* Records for this task
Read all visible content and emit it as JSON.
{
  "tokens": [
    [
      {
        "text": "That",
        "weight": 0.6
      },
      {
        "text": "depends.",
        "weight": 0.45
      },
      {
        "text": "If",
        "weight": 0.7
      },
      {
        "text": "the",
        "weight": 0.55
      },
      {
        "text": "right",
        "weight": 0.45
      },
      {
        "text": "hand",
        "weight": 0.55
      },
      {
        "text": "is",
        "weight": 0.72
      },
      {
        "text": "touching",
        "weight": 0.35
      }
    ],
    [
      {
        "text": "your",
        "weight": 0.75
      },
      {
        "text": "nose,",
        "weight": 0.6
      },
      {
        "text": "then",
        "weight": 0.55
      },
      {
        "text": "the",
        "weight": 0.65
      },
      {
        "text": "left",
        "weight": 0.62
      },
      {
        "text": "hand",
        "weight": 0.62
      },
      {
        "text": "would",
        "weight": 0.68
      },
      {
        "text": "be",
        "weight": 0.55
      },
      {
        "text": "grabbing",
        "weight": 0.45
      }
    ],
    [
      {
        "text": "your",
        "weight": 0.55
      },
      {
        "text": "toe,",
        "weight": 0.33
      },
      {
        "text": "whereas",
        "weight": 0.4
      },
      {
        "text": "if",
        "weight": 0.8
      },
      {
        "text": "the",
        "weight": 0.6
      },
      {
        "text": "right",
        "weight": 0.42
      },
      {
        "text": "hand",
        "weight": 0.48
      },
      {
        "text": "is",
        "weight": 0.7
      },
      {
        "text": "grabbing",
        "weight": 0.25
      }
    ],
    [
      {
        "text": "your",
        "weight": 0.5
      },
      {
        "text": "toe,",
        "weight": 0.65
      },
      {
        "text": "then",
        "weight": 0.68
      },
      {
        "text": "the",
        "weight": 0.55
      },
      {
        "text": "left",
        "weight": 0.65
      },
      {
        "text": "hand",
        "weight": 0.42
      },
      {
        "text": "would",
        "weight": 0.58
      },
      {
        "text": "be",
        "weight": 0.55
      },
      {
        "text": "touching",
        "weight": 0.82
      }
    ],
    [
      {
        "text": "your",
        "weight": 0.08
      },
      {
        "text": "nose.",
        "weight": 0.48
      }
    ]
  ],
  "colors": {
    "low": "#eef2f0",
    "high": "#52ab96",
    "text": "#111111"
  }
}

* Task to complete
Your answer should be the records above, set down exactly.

* Output below
Read all visible content and emit it as JSON.
{
  "tokens": [
    [
      {
        "text": "That",
        "weight": 0.6
      },
      {
        "text": "depends.",
        "weight": 0.45
      },
      {
        "text": "If",
        "weight": 0.7
      },
      {
        "text": "the",
        "weight": 0.55
      },
      {
        "text": "right",
        "weight": 0.45
      },
      {
        "text": "hand",
        "weight": 0.55
      },
      {
        "text": "is",
        "weight": 0.72
      },
      {
        "text": "touching",
        "weight": 0.35
      }
    ],
    [
      {
        "text": "your",
        "weight": 0.75
      },
      {
        "text": "nose,",
        "weight": 0.6
      },
      {
        "text": "then",
        "weight": 0.55
      },
      {
        "text": "the",
        "weight": 0.65
      },
      {
        "text": "left",
        "weight": 0.62
      },
      {
        "text": "hand",
        "weight": 0.62
      },
      {
        "text": "would",
        "weight": 0.68
      },
      {
        "text": "be",
        "weight": 0.55
      },
      {
        "text": "grabbing",
        "weight": 0.45
      }
    ],
    [
      {
        "text": "your",
        "weight": 0.55
      },
      {
        "text": "toe,",
        "weight": 0.33
      },
      {
        "text": "whereas",
        "weight": 0.4
      },
      {
        "text": "if",
        "weight": 0.8
      },
      {
        "text": "the",
        "weight": 0.6
      },
      {
        "text": "right",
        "weight": 0.42
      },
      {
        "text": "hand",
        "weight": 0.48
      },
      {
        "text": "is",
        "weight": 0.7
      },
      {
        "text": "grabbing",
        "weight": 0.25
      }
    ],
    [
      {
        "text": "your",
        "weight": 0.5
      },
      {
        "text": "toe,",
        "weight": 0.65
      },
      {
        "text": "then",
        "weight": 0.68
      },
      {
        "text": "the",
        "weight": 0.55
      },
      {
        "text": "left",
        "weight": 0.65
      },
      {
        "text": "hand",
        "weight": 0.42
      },
      {
        "text": "would",
        "weight": 0.58
      },
      {
        "text": "be",
        "weight": 0.55
      },
      {
        "text": "touching",
        "weight": 0.82
      }
    ],
    [
      {
        "text": "your",
        "weight": 0.08
      },
      {
        "text": "nose.",
        "weight": 0.48
      }
    ]
  ],
  "colors": {
    "low": "#eef2f0",
    "high": "#52ab96",
    "text": "#111111"
  }
}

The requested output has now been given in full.